Tuesday, February 1, 2011
Heart Failure in Dogs
Please, don’t disregard early signs!
Most heart failure cases affect old dogs. Coughing is often the first sign that a dog is developing heart failure. It may start with the dog having a soft, throat clearing cough barely noticeable a few times a day. As it progresses the cough becomes more frequent and intense and begins occurring at night or on awakening from sleep. In later stages of disease coughing becomes violent, persistent, and the dog coughs up white froth. Coughing is a sign of serious trouble that signifies blood is stagnating in the lungs and its fluid is collection in airways.
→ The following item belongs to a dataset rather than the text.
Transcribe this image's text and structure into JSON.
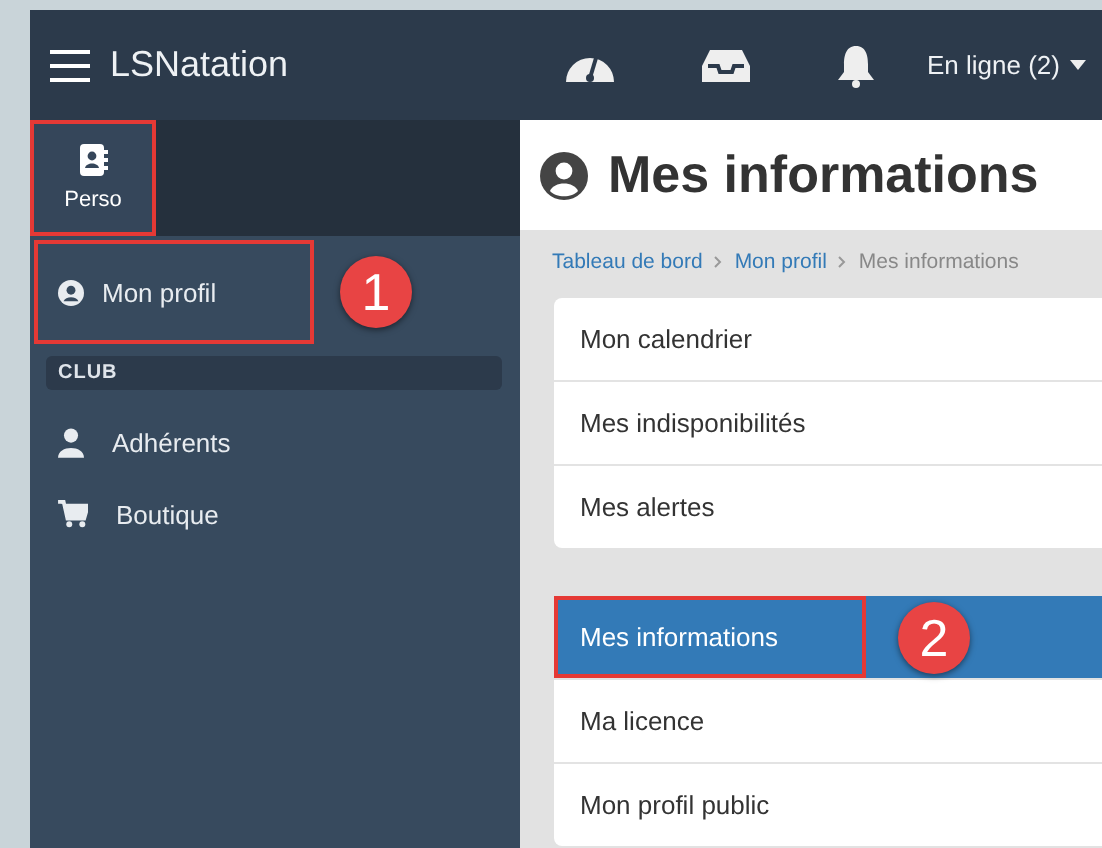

Exercise intolerance is another sign of heart failure. The dog doesn’t want to go on long walks, it walks slowly, or it has to rest during a walk. This also is a sign of serious heart failure. Because of fluid in lung airways the blood is not well oxygenated, or the pumping action of the heart is compromised. In either case the dog is not getting enough oxygen to its tissues to perform normally.
If your dog starts to show these signs. Don’t wait! Get it to your veterinarian. A heart check should be part of your dog’s annual exam. Be sure to ask your veterinarian for one.
With treatment most cases of heart failure can be stopped if diagnosed early enough and the dog can return to a normal active life and live for a long time. But, your veterinarian will need to know about the signs you have seen. Then he will have to determine what type of heart disease your dog has and how best to stop degeneration of the heart muscle, improve its pumping capability, and get excess fluid out of the lungs.